WHAT TO DO
Check the records below line by line for the string "Center". Give the number of lines that contain it and nothing else.
□ □ □ □ □
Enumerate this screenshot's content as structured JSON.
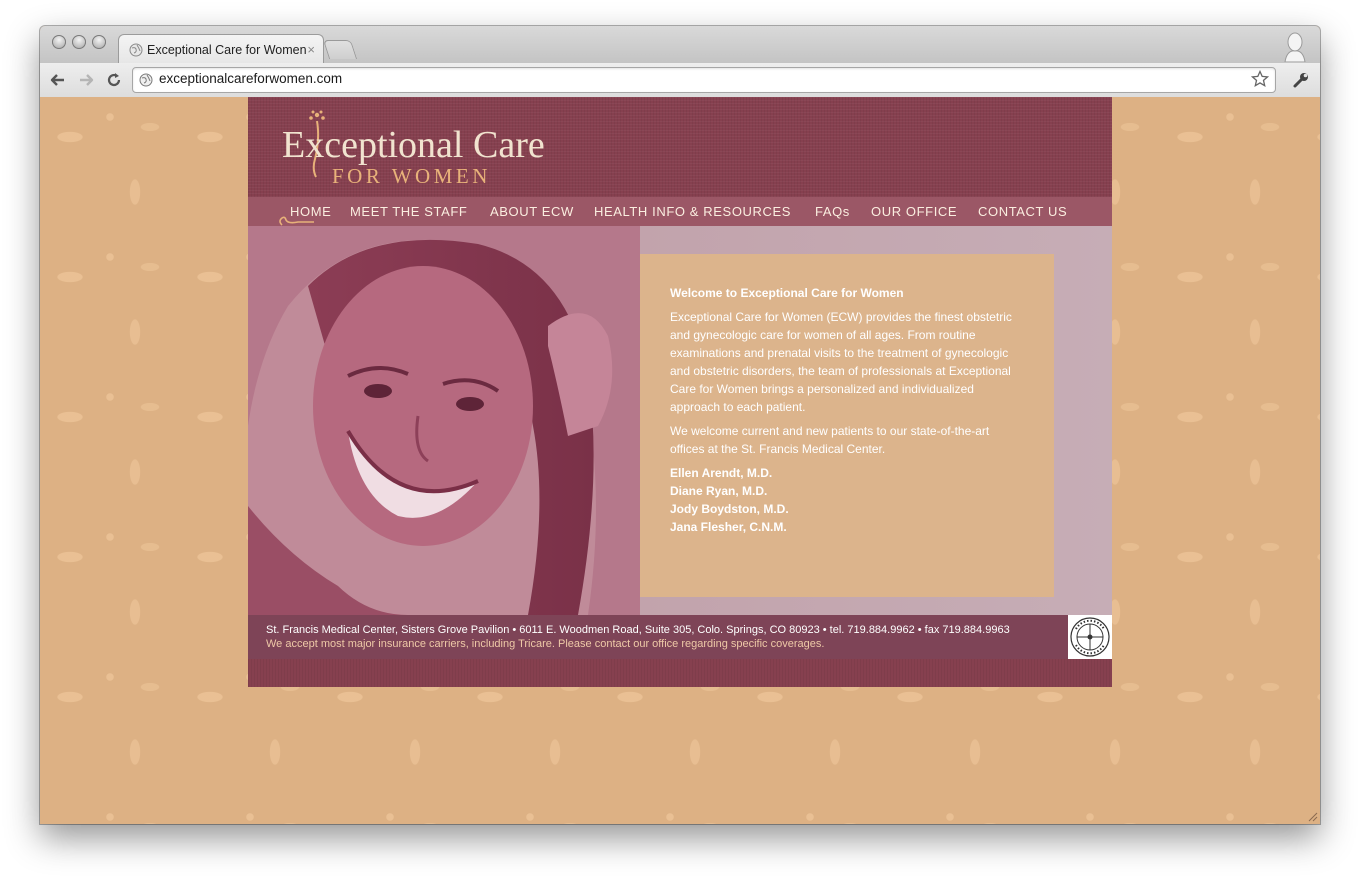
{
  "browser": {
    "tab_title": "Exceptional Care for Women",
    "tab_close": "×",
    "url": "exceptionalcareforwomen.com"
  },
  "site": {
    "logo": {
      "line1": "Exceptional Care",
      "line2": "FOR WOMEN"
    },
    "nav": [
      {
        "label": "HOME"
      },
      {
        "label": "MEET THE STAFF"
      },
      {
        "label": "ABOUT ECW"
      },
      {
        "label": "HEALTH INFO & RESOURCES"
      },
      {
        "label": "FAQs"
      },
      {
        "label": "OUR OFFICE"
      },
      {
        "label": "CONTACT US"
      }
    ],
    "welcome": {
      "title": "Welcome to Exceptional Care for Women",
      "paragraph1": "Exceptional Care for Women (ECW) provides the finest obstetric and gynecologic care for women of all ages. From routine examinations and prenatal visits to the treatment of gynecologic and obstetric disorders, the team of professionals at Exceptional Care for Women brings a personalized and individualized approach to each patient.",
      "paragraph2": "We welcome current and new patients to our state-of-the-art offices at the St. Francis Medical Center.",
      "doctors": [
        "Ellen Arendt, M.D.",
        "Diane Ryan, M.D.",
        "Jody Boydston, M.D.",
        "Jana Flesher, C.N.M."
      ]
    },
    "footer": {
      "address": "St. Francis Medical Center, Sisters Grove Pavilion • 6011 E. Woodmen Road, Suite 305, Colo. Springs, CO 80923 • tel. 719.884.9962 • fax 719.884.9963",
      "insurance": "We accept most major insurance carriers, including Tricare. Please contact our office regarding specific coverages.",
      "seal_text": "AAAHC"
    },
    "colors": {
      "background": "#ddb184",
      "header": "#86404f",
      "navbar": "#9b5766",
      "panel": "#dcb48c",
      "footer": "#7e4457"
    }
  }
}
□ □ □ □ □
RESPONSE TO THIS EXERCISE
2